There's two advantages to this wonky setup. One, it doesn't use up an SBus slot (Though this machine already has 4! and 2 MBus slots!) And Two, the 8 meg framebuffer seen here gives you 24 bit colour, while the far more common GX framebuffer cards are all 8 bit. I'm willing to give up 64 megs of RAM for that.

There's also a 4 meg version which is limited to 8 bit colour, but I was fortunate enough to find the 8 meg.

So now we're up to 448 megs of RAM with a 24 bit framebuffer and an optical drive, but that connor hard drive is just earpiercing. Thankfully I'm the sort of person who has a literal drawer full of SCSI drives, so I went digging through it and pulled out a nice 9 gig 10,000 RPM Fujitsu. So what if it's HP branded? It's fast and it's SCA. That's fine by me.
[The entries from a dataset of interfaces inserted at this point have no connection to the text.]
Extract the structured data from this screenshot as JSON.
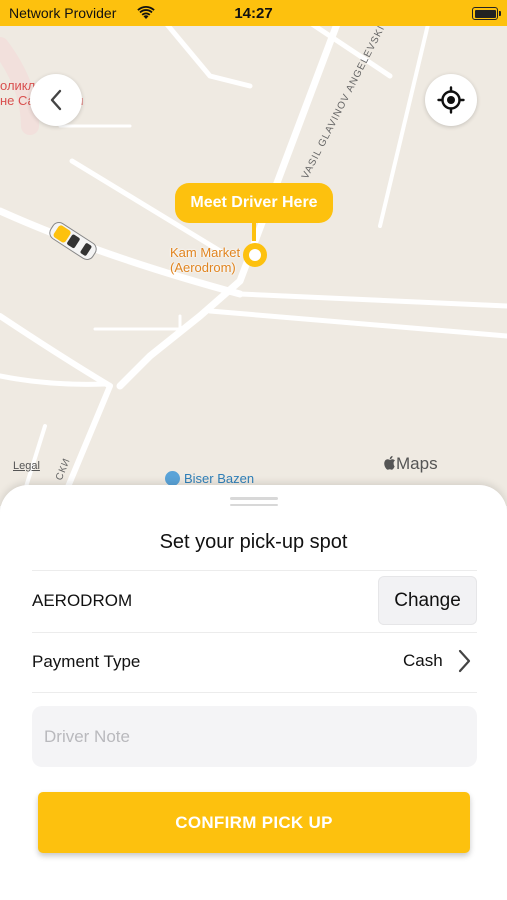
{
  "status_bar": {
    "carrier": "Network Provider",
    "time": "14:27"
  },
  "map": {
    "poi_cyrillic_line1": "оликл",
    "poi_cyrillic_line2": "не Сандански",
    "poi_name_line1": "Kam Market",
    "poi_name_line2": "(Aerodrom)",
    "street_name": "VASIL GLAVINOV ANGELEVSKI",
    "street_name_2": "СКИ",
    "biser_label": "Biser Bazen",
    "legal": "Legal",
    "maps_brand": "Maps",
    "callout": "Meet Driver Here"
  },
  "sheet": {
    "title": "Set your pick-up spot",
    "location": "AERODROM",
    "change_label": "Change",
    "payment_label": "Payment Type",
    "payment_value": "Cash",
    "note_placeholder": "Driver Note",
    "note_value": "",
    "confirm_label": "CONFIRM PICK UP"
  },
  "colors": {
    "accent": "#fdc10e",
    "map_background": "#efeae2",
    "poi_orange": "#e0841f",
    "poi_red": "#d9504f"
  },
  "icons": {
    "back": "chevron-left-icon",
    "locate": "crosshair-location-icon",
    "payment_chevron": "chevron-right-icon",
    "wifi": "wifi-icon",
    "battery": "battery-icon",
    "apple": "apple-logo-icon"
  }
}
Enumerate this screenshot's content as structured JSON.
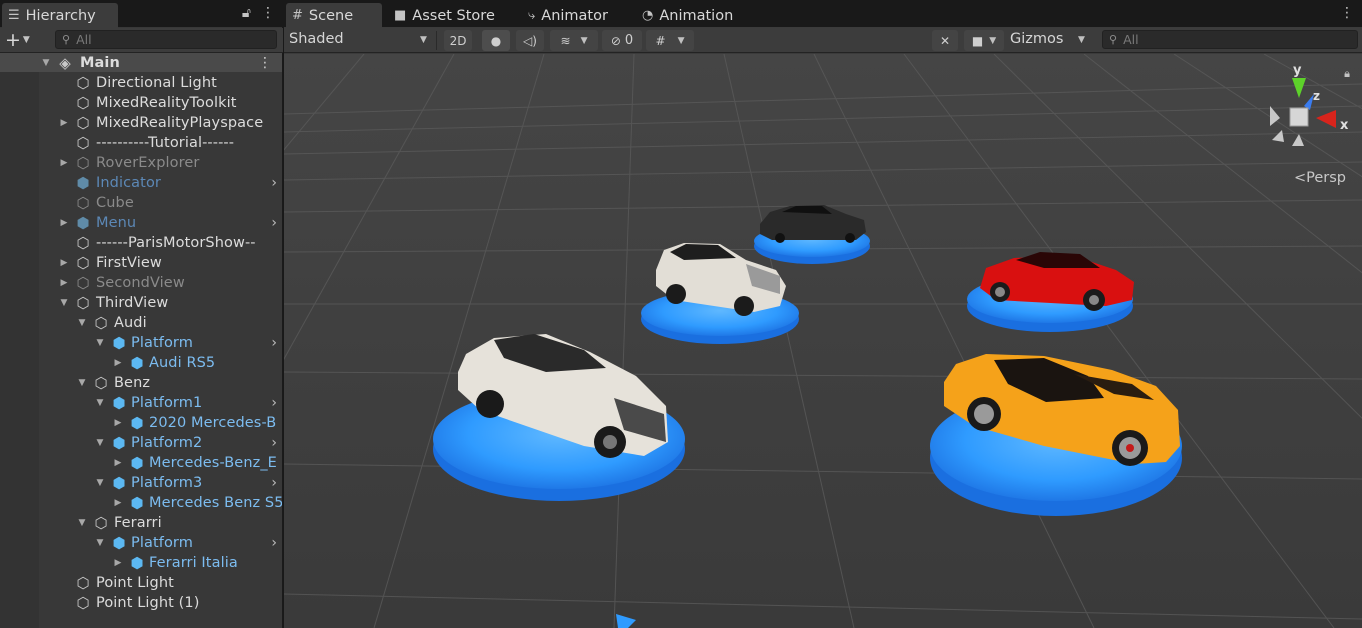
{
  "hierarchy": {
    "tab_label": "Hierarchy",
    "search_placeholder": "All",
    "scene_name": "Main",
    "items": [
      {
        "label": "Directional Light"
      },
      {
        "label": "MixedRealityToolkit"
      },
      {
        "label": "MixedRealityPlayspace"
      },
      {
        "label": "----------Tutorial------"
      },
      {
        "label": "RoverExplorer"
      },
      {
        "label": "Indicator"
      },
      {
        "label": "Cube"
      },
      {
        "label": "Menu"
      },
      {
        "label": "------ParisMotorShow--"
      },
      {
        "label": "FirstView"
      },
      {
        "label": "SecondView"
      },
      {
        "label": "ThirdView"
      },
      {
        "label": "Audi"
      },
      {
        "label": "Platform"
      },
      {
        "label": "Audi RS5"
      },
      {
        "label": "Benz"
      },
      {
        "label": "Platform1"
      },
      {
        "label": "2020 Mercedes-B"
      },
      {
        "label": "Platform2"
      },
      {
        "label": "Mercedes-Benz_E"
      },
      {
        "label": "Platform3"
      },
      {
        "label": "Mercedes Benz S5"
      },
      {
        "label": "Ferarri"
      },
      {
        "label": "Platform"
      },
      {
        "label": "Ferarri Italia"
      },
      {
        "label": "Point Light"
      },
      {
        "label": "Point Light (1)"
      }
    ]
  },
  "scene_tabs": {
    "scene": "Scene",
    "asset_store": "Asset Store",
    "animator": "Animator",
    "animation": "Animation"
  },
  "scene_toolbar": {
    "shading_mode": "Shaded",
    "mode_2d": "2D",
    "hidden_count": "0",
    "gizmos": "Gizmos",
    "search_placeholder": "All"
  },
  "viewport": {
    "projection": "Persp",
    "axis_labels": {
      "x": "x",
      "y": "y",
      "z": "z"
    }
  },
  "colors": {
    "platform_blue": "#2f9bff",
    "ferrari_orange": "#f5a21a",
    "red_car": "#d91010",
    "prefab_text": "#7cbcf0"
  }
}
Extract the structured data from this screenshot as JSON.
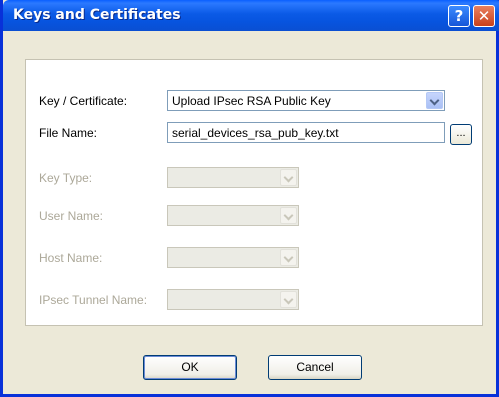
{
  "window": {
    "title": "Keys and Certificates",
    "help_glyph": "?",
    "close_glyph": "✕"
  },
  "form": {
    "key_cert_label": "Key / Certificate:",
    "key_cert_value": "Upload IPsec RSA Public Key",
    "file_name_label": "File Name:",
    "file_name_value": "serial_devices_rsa_pub_key.txt",
    "browse_label": "...",
    "key_type_label": "Key Type:",
    "user_name_label": "User Name:",
    "host_name_label": "Host Name:",
    "ipsec_tunnel_label": "IPsec Tunnel Name:"
  },
  "buttons": {
    "ok": "OK",
    "cancel": "Cancel"
  }
}
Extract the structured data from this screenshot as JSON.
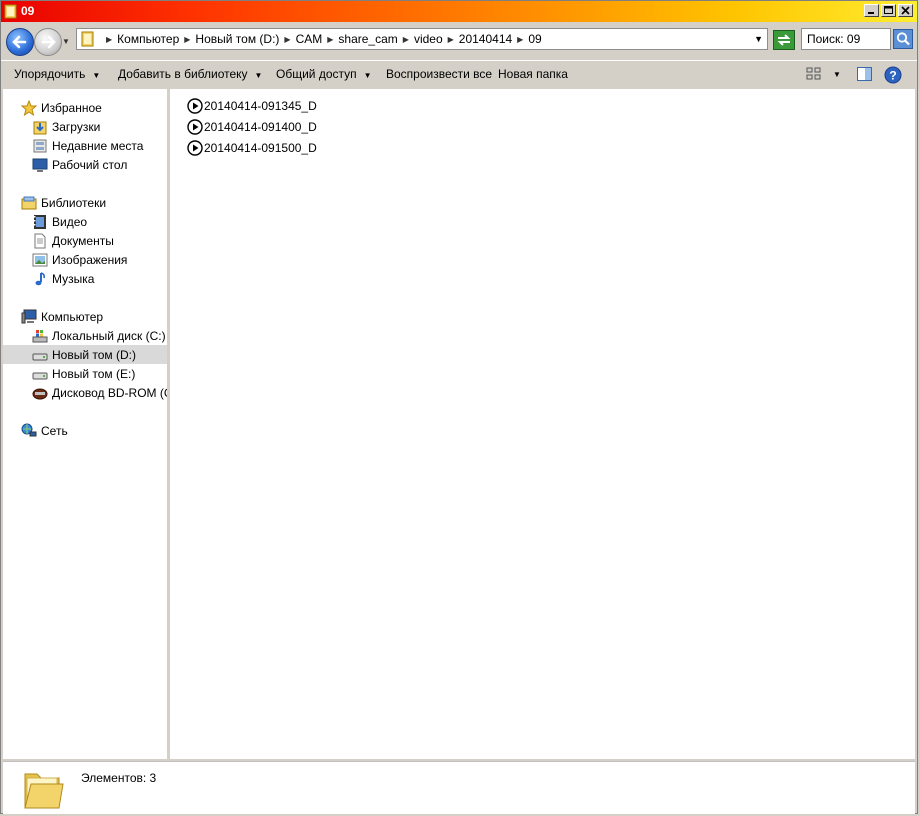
{
  "window": {
    "title": "09"
  },
  "address": {
    "crumbs": [
      "Компьютер",
      "Новый том (D:)",
      "CAM",
      "share_cam",
      "video",
      "20140414",
      "09"
    ]
  },
  "search": {
    "value": "Поиск: 09"
  },
  "toolbar": {
    "organize": "Упорядочить",
    "add_library": "Добавить в библиотеку",
    "share": "Общий доступ",
    "play_all": "Воспроизвести все",
    "new_folder": "Новая папка"
  },
  "nav": {
    "favorites": "Избранное",
    "downloads": "Загрузки",
    "recent": "Недавние места",
    "desktop": "Рабочий стол",
    "libraries": "Библиотеки",
    "video": "Видео",
    "documents": "Документы",
    "images": "Изображения",
    "music": "Музыка",
    "computer": "Компьютер",
    "drive_c": "Локальный диск (C:)",
    "drive_d": "Новый том (D:)",
    "drive_e": "Новый том (E:)",
    "drive_g": "Дисковод BD-ROM (G:)",
    "network": "Сеть"
  },
  "files": [
    {
      "name": "20140414-091345_D"
    },
    {
      "name": "20140414-091400_D"
    },
    {
      "name": "20140414-091500_D"
    }
  ],
  "status": {
    "count": "Элементов: 3"
  },
  "colors": {
    "title_gradient_start": "#e80000",
    "title_gradient_end": "#ffee30",
    "selected_bg": "#d9d9d9",
    "chrome": "#d4d0c8"
  }
}
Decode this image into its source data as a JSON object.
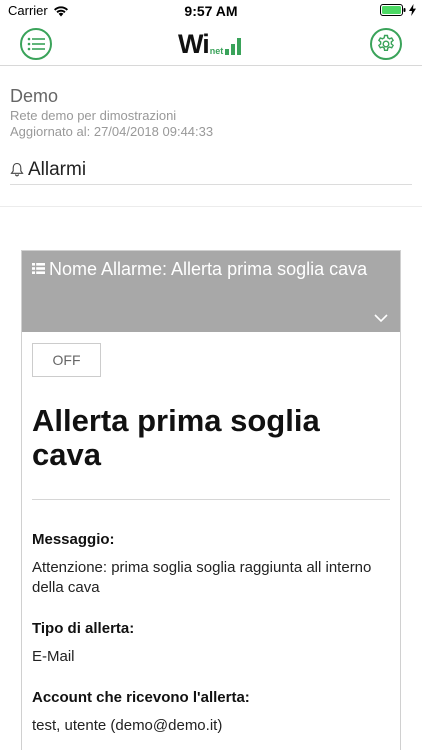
{
  "status_bar": {
    "carrier": "Carrier",
    "time": "9:57 AM",
    "icons": [
      "wifi-icon",
      "battery-icon",
      "charging-icon"
    ]
  },
  "navbar": {
    "logo_text": "Wi",
    "logo_sub": "net",
    "menu_icon": "list-icon",
    "settings_icon": "gear-icon",
    "accent_color": "#3aa35a"
  },
  "network": {
    "name": "Demo",
    "description": "Rete demo per dimostrazioni",
    "updated": "Aggiornato al: 27/04/2018 09:44:33"
  },
  "section": {
    "icon": "bell-icon",
    "title": "Allarmi"
  },
  "alarm_card": {
    "header_icon": "list-icon",
    "header_title": "Nome Allarme: Allerta prima soglia cava",
    "header_bg": "#a8a8a8",
    "toggle_label": "OFF",
    "title": "Allerta prima soglia cava",
    "fields": [
      {
        "label": "Messaggio:",
        "value": "Attenzione: prima soglia soglia raggiunta all interno della cava"
      },
      {
        "label": "Tipo di allerta:",
        "value": "E-Mail"
      },
      {
        "label": "Account che ricevono l'allerta:",
        "value": "test, utente (demo@demo.it)"
      }
    ]
  }
}
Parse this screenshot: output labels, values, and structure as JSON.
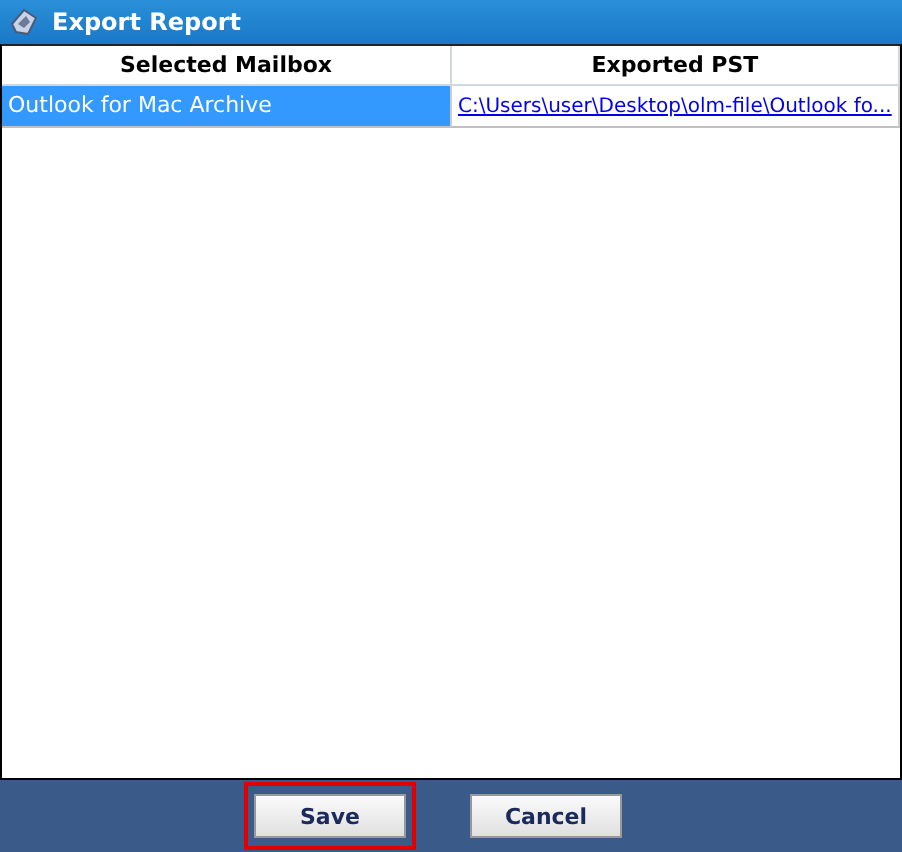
{
  "window": {
    "title": "Export Report"
  },
  "table": {
    "columns": [
      "Selected Mailbox",
      "Exported PST"
    ],
    "rows": [
      {
        "mailbox": "Outlook for Mac Archive",
        "path": "C:\\Users\\user\\Desktop\\olm-file\\Outlook fo...",
        "selected": true
      }
    ]
  },
  "buttons": [
    {
      "label": "Save",
      "highlighted": true
    },
    {
      "label": "Cancel",
      "highlighted": false
    }
  ]
}
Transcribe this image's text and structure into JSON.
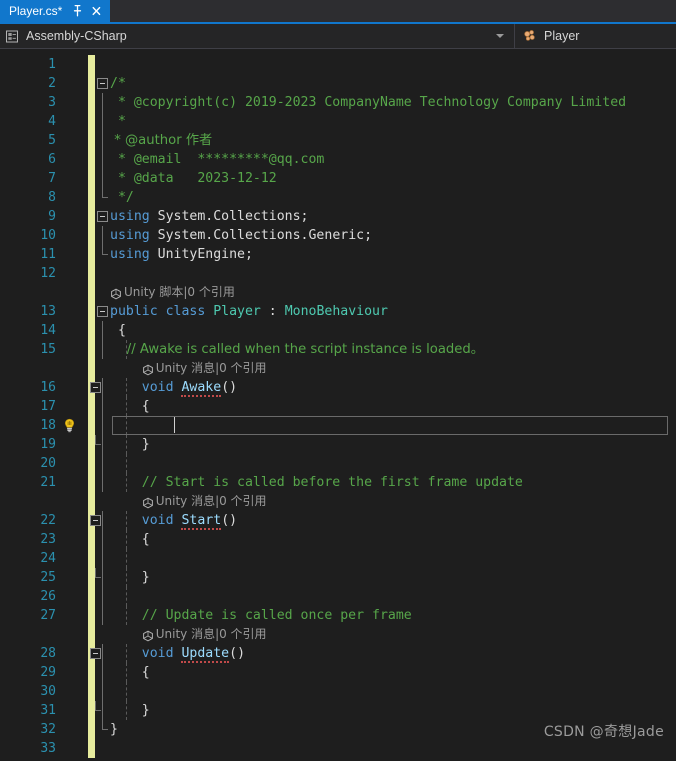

At this point my luck went from great to fantastic. I was poking around on eBay for weird vintage parts as I so often do when I came across an auction for a pair of brand new ROSS 125 MHz HyperSPARC CPUs with 1 meg of cache each. Opening bid was just 99 cents and there had been utterly no interest in them. Perfect! I waited until the auction was minutes from ending and went for it. I shouldn't have bothered waiting, no one even tried to challenge it. I got them for $1.

Whee!

This is one of those rare finds that any collector drools over. I was slightly annoyed to have to open them at all. But they'd do more good inside a machine that sitting on a shelf, and a boxed CPU upgrade for an old sun doesn't make a very good conversation piece with most people.

Now it was out with the old...

And in with the new!

All that's left is a quick firmware swap and we're good to go.

Now that the machine was moving along at a respectable speed and there was great gobs of unused RAM and drive space, it was time to look at filling up those SBus slots. In the end I went with a SunPC card (133 MHz AMD 5x86 on a card, allowing Windows 95 to be run within Solaris, ) the second revision SunVideo card (Video capture,) a sun HME SCSI+10/100 ethernet card, and a fibre networking card ('cause fibre makes you go faster!)

All that was left to do was install Solaris and I had an absolute beast of a machine.

And here it is on my vintage desk with a few similarly Jaxed up machines.

The machine has been just great since I started working with it. Very reliable, and quite quick now that I've had my way with it. Perhaps one day I'll find a pair of dual 200 MHz ROSS CPUs, or the SBus PCMCIA slot module, but until then I'm happy with what I have.

I'm walking on sunshine